I work as a consultant for a company called Xebia, and have worked as a consultant for most of my career so far. Working as a consultant means getting hired by a company that needs certain expertise in order to (hopefully) solve a business- or technical problem.
On paper, this looks like a valid approach: your company has a technical problem, hires an expert, problem gets solved. Everybody wins. Reality however, can be quite messy. The consultant (or his/her boss) makes a lot of money, and the problem doesn’t get solved. This happens more often than it should.
While ‘evil consulting firms’ do exist, a consultancy-job-gone-bad does not necessarily imply a conspiracy, and in most cases it is as frustrating for the consultant as it is for you, the client.
But why does it happen?
1: it’s (not just) a technical problem
In many cases, companies hire an expert to solve a technical problem, but after a short while it turns out problem isn’t a technical one, but a case of bad communication or just a bad security policy.
For instance, I have seen companies spend six figures to have a development setup built (which turned out to be ineffective), when all they actually needed was to enable virtualization support (which was available) on the developers’ workstations, but their ‘IT desktop policy’ didn’t allow this.

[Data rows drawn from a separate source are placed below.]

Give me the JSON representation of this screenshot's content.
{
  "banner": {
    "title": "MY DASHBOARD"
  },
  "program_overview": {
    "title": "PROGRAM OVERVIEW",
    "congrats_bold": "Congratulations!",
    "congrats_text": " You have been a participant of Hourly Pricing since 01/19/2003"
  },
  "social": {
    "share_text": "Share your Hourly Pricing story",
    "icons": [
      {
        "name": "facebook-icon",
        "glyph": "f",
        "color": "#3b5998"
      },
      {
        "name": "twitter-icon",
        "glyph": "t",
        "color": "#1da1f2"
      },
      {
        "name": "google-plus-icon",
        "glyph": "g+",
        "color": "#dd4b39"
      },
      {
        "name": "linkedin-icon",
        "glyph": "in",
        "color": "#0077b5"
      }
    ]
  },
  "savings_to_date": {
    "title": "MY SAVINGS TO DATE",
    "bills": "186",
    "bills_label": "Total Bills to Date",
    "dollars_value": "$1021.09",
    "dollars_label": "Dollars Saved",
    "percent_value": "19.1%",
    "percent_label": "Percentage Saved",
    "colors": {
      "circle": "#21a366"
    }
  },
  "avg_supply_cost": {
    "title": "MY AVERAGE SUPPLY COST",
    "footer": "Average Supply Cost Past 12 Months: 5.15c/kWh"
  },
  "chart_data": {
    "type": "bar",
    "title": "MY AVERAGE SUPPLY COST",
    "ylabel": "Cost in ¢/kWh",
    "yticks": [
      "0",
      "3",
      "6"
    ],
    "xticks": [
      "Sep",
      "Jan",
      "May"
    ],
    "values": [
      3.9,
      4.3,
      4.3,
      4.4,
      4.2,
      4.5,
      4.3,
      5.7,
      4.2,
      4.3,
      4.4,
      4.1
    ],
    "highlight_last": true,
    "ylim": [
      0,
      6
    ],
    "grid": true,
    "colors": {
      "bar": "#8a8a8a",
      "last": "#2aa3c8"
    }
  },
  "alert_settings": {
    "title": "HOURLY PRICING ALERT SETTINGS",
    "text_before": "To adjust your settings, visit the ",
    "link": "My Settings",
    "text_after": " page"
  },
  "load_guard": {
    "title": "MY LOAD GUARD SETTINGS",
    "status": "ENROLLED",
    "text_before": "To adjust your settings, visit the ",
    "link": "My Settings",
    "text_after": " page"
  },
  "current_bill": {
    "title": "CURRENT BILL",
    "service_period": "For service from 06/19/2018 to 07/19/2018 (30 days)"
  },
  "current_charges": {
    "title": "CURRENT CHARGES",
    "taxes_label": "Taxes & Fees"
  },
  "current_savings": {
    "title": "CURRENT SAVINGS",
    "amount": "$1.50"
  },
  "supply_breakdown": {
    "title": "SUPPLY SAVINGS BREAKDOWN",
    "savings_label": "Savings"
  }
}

In most cases, there actually is a technical problem to be solved, but some organizational changes are also needed. Failing to address the organizational side of the problem can have a huge impact on the technical solution, up to the point of the technical solution becoming ineffective or unusable.
2: (no) communication & mandate
Sometimes, a manager hires an expert, but fails to properly inform all people involved about a few basic things:
- Who has been hired?
- Why has this person been hired?
- What is he/she going to do here?
- What mandate/authority does he/she have?
This often results in a lot of resistance to change, lack of cooperation, and eventually lack of success. Make sure everyone involved is on the same page, and make sure the expert you’re hiring is given the mandate he/she needs.
3: (not) facilitating effectiveness
Hiring an expert is not cheap. Yet, it’s not unusual to see our effectiveness being impaired by this like:
- no workstation available at day one, but not allowed to use our own laptop either.
- waiting for user accounts: This can easily take a couple of days, and then a few more for every other user account that wasn’t created in the first place.
- no access to documentation: This gets more painful if you’re hired to solve a problem that involves multiple teams, as you might need to request access separately for each team’s documentation.
- workstation set-up: Usually, if you hire an expert in a certain field, he/she will have a good understanding of, and preference for, tools and/or operating systems. Yet, usually the expert gets the ‘standard workstation’, without the needed tools and usually without administrative permissions needed to install anything else.
- virtualization for prototyping: if a technical problem is complex enough that you need to hire an expert, there is a big chance the problem is complex enough that there is no easy solution. Using virtualization on our workstation, we can prototype possible solutions. Yet, it’s painfully common to get stuck with either a workstation that has virtualization disabled, or with a (usually Citrix) virtual desktop environment that wouldn’t allow for virtualization in the first place. It’s hard to come up with a solution if you can’t try anything.
- limited internet access: in a (misguided) effort to boost productivity, many companies limit internet access. Blocking stuff like Twitter, Facebook, Youtube, Hacker news (because hacking is bad), etcetera. However, in the process they might also keep you from legitimately looking at useful projects on Github, reading about relevant new technology on Hacker News, or watching an instructional video on Youtube.
4: (not) getting involved
Sometimes you may hire an expert, but because of the nature of his/her expertise, you have no idea what he/she is doing. Go and talk to your expert. Have him/her explain what he/she is doing, why, how it works, when it will be done, what is needed to get it done, and what is next. Also tell your expert what you are doing, where your company is headed, and what makes you tick. An expert locked in a room rarely comes up with the best possible solution. Also, getting involved can help you notice that ‘evil consulting firm’ early on, instead of when you’re filing for bankruptcy.
This blog is not about convincing you to not hire an expert. This blog is about not wasting money on hiring ineffectively.
Do you know what problem needs to be solved? Is everyone involved on the same page? Can your expert (or actually: everyone in your company, while we’re at it) work effectively? Do you know what your expert is doing? Do you know what you can do to help solve the problem?
Hiring an expert is a good idea, and when you do it right, hiring even the best expert can be relatively cheap. And in the end, it’s all about value for money.